In the breviary I follow, I’ve gotten behind in praying the Proper of Saints, so last night for Vigils I stepped back in (liturgical) time a week and prayed the memorial to Saints Basil the Great and Gregory Nazianzen (Jan 2). I’m glad I did. I found a gem I’ve been re-reading and re-praying today:
In the one God are three pulsations that move the world. Through them I became a new and different person when I came out of the font, where my death was buried, into the light — a person restored to life from the dead. If God cleansed me so completely, then I must worship God with my whole being.
— St. Gregory Nazianzen (p 1716 Benedictine Daily Prayer: A Short Breviary (2005))
It’s another example of how words, fresh words, can make spiritual realities more tangible, how I crave them sometimes, it seems, as much (or, even, more?) than the realities themselves? I do love words.
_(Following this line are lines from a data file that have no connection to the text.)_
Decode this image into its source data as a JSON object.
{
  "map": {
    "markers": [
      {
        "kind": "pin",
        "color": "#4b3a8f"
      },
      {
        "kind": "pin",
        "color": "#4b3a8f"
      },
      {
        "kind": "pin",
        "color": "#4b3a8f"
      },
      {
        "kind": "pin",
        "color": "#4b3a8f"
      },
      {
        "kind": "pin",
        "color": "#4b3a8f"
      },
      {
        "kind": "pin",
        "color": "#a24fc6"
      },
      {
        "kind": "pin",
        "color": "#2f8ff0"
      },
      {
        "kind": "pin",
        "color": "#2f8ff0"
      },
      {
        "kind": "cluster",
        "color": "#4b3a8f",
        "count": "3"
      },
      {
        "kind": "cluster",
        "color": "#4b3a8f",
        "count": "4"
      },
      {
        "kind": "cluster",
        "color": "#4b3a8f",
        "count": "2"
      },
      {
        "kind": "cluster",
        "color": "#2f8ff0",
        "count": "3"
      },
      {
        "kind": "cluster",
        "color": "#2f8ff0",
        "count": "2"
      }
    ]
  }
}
Anyway, it’s not as if he said anything new theologically (he didn’t). It’s not even as if he said much that was terribly fresh (though the Trinity as “three pulsations” is kind of cool). But it’s all fresh enough, and a little freshness in words goes a long way toward doing something in me — something real but very abstract, something that enlarges me somehow.